[Interface dataset entries]

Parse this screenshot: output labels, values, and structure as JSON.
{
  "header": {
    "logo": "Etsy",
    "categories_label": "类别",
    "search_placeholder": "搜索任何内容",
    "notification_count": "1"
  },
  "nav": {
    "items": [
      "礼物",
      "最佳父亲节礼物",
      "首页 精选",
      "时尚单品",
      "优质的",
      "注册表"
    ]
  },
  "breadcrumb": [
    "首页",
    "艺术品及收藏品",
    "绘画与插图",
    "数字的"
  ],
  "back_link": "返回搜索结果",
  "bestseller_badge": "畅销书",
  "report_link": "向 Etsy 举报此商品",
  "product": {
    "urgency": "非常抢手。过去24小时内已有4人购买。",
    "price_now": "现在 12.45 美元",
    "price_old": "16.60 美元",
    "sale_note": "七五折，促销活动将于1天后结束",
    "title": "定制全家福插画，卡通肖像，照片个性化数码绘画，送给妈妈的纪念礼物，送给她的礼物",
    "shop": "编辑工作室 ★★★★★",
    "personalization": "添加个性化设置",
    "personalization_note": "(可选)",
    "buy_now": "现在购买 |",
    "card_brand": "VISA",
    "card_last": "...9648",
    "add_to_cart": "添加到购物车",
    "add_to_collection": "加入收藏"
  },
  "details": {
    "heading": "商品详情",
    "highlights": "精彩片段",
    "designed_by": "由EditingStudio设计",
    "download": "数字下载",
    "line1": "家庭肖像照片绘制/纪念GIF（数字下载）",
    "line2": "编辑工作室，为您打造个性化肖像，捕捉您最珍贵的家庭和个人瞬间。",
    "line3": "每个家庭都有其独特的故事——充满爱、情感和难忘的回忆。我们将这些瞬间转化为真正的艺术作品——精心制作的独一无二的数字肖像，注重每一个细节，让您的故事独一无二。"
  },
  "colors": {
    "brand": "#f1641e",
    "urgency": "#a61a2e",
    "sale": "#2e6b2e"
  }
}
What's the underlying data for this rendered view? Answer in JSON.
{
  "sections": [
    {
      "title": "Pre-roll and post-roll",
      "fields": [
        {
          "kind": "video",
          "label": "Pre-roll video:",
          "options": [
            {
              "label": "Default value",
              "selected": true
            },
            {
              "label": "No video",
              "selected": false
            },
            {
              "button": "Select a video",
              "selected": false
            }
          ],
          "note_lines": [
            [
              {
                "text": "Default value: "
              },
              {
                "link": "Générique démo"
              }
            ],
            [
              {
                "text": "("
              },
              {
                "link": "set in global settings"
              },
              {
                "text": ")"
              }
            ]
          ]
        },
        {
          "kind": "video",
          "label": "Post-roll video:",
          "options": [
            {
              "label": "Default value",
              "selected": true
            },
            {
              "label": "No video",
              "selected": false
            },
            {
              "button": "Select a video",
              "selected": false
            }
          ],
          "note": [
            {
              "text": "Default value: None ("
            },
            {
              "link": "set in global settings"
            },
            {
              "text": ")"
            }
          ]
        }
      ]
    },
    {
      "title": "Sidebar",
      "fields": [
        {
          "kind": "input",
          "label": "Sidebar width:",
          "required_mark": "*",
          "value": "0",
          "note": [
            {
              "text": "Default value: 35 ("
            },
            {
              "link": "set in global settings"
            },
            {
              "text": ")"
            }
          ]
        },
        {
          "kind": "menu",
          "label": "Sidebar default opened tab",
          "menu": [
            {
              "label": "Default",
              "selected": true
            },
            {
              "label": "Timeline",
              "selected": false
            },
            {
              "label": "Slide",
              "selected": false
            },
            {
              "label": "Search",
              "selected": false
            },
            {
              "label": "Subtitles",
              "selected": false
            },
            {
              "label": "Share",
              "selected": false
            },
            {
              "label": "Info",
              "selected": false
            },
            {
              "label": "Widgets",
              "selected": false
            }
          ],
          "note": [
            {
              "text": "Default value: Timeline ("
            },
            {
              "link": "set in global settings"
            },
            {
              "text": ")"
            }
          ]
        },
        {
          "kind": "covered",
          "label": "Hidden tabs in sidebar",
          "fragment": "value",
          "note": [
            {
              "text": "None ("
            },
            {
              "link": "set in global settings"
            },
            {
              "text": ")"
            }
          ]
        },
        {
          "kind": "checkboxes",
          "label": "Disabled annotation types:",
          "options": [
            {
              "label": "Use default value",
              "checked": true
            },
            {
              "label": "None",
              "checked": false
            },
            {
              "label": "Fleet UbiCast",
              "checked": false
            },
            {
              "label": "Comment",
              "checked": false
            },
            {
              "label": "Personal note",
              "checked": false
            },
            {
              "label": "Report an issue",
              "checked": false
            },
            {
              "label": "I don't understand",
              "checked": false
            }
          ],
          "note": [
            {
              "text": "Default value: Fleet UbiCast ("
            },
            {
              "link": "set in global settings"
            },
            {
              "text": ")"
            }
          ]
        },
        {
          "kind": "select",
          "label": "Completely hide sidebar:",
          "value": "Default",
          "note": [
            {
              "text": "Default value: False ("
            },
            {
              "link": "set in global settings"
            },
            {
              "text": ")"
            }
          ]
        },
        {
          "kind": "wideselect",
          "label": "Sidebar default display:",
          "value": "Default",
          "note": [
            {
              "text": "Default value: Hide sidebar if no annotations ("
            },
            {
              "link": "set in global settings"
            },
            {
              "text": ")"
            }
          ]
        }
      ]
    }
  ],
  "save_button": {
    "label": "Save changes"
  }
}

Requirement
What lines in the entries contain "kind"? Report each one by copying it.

Response below
          "kind": "video",
          "kind": "video",
          "kind": "input",
          "kind": "menu",
          "kind": "covered",
          "kind": "checkboxes",
          "kind": "select",
          "kind": "wideselect",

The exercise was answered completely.